> [GIVEN RECORDS]
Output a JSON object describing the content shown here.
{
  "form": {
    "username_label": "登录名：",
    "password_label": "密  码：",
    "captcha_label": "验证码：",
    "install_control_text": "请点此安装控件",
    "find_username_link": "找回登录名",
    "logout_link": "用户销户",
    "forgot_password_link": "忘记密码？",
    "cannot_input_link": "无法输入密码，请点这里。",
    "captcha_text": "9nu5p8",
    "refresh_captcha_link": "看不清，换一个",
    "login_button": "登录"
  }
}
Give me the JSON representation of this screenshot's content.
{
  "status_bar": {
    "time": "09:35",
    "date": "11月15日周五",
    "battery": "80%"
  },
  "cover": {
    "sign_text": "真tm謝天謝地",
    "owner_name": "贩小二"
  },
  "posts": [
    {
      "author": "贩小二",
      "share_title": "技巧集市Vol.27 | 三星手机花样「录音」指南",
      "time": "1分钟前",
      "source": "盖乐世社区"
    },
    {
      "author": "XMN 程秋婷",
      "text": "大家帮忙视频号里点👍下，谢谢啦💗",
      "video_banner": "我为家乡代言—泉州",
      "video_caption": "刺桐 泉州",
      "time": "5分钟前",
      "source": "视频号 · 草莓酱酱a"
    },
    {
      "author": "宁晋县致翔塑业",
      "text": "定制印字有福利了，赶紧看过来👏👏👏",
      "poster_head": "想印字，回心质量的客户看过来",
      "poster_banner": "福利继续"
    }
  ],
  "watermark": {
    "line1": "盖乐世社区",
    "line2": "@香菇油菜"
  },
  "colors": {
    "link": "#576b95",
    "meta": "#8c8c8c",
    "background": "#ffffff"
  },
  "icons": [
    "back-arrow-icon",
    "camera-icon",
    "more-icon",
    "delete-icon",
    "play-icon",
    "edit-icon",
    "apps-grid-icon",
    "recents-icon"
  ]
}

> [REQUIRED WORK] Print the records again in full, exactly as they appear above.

> [TASK RESULT]
Output a JSON object describing the content shown here.
{
  "form": {
    "username_label": "登录名：",
    "password_label": "密  码：",
    "captcha_label": "验证码：",
    "install_control_text": "请点此安装控件",
    "find_username_link": "找回登录名",
    "logout_link": "用户销户",
    "forgot_password_link": "忘记密码？",
    "cannot_input_link": "无法输入密码，请点这里。",
    "captcha_text": "9nu5p8",
    "refresh_captcha_link": "看不清，换一个",
    "login_button": "登录"
  }
}
Give me the JSON representation of this screenshot's content.
{
  "status_bar": {
    "time": "09:35",
    "date": "11月15日周五",
    "battery": "80%"
  },
  "cover": {
    "sign_text": "真tm謝天謝地",
    "owner_name": "贩小二"
  },
  "posts": [
    {
      "author": "贩小二",
      "share_title": "技巧集市Vol.27 | 三星手机花样「录音」指南",
      "time": "1分钟前",
      "source": "盖乐世社区"
    },
    {
      "author": "XMN 程秋婷",
      "text": "大家帮忙视频号里点👍下，谢谢啦💗",
      "video_banner": "我为家乡代言—泉州",
      "video_caption": "刺桐 泉州",
      "time": "5分钟前",
      "source": "视频号 · 草莓酱酱a"
    },
    {
      "author": "宁晋县致翔塑业",
      "text": "定制印字有福利了，赶紧看过来👏👏👏",
      "poster_head": "想印字，回心质量的客户看过来",
      "poster_banner": "福利继续"
    }
  ],
  "watermark": {
    "line1": "盖乐世社区",
    "line2": "@香菇油菜"
  },
  "colors": {
    "link": "#576b95",
    "meta": "#8c8c8c",
    "background": "#ffffff"
  },
  "icons": [
    "back-arrow-icon",
    "camera-icon",
    "more-icon",
    "delete-icon",
    "play-icon",
    "edit-icon",
    "apps-grid-icon",
    "recents-icon"
  ]
}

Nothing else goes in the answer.